══ EXERCISE MATERIAL ══

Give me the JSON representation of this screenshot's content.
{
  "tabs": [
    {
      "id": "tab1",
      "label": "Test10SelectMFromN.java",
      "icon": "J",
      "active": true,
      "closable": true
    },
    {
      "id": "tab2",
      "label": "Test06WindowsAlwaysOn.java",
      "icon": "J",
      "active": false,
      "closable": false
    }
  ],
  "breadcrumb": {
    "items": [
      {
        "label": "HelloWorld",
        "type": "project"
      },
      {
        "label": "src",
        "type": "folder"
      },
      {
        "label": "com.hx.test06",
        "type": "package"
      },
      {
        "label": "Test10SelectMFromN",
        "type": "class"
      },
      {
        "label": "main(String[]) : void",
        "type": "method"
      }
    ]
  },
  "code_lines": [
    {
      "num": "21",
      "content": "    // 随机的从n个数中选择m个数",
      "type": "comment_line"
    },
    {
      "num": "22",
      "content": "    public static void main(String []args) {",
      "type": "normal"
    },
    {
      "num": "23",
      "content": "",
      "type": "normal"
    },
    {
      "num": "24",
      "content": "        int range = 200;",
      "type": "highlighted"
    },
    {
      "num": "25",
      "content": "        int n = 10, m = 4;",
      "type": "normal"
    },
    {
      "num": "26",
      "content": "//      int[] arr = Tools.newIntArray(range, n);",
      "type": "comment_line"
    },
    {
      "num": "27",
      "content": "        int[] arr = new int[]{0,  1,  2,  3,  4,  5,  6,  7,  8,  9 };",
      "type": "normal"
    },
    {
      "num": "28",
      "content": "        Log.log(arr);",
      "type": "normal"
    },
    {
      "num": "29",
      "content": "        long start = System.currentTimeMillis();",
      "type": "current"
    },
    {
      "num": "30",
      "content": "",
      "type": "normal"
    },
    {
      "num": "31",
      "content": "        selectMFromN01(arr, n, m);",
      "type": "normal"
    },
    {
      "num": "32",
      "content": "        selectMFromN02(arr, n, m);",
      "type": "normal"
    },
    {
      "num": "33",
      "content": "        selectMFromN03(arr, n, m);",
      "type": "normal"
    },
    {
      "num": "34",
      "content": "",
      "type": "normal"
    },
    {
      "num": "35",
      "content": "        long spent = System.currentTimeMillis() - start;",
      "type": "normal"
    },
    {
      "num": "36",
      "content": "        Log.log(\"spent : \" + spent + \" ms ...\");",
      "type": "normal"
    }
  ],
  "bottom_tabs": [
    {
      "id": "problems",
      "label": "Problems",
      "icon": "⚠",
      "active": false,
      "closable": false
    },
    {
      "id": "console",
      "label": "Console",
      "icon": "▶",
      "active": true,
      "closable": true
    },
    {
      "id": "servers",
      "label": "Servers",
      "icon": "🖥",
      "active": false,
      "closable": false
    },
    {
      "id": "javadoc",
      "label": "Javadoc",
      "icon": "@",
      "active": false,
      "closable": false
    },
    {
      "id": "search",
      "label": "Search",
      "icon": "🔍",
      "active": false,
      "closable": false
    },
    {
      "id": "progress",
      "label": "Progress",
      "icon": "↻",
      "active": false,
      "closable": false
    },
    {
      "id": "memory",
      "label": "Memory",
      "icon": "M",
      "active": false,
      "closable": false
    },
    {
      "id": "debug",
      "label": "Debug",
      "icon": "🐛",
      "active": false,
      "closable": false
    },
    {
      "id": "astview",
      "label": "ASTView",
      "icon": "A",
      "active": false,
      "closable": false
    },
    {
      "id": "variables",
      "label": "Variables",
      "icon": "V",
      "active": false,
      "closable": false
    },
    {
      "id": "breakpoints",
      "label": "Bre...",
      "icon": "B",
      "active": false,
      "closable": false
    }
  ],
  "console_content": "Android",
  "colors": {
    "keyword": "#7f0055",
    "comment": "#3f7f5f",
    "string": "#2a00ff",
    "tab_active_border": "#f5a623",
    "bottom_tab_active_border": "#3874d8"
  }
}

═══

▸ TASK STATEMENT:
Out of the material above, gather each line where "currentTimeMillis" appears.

▸ EXERCISE RESPONSE:
      "content": "        long start = System.currentTimeMillis();",
      "content": "        long spent = System.currentTimeMillis() - start;",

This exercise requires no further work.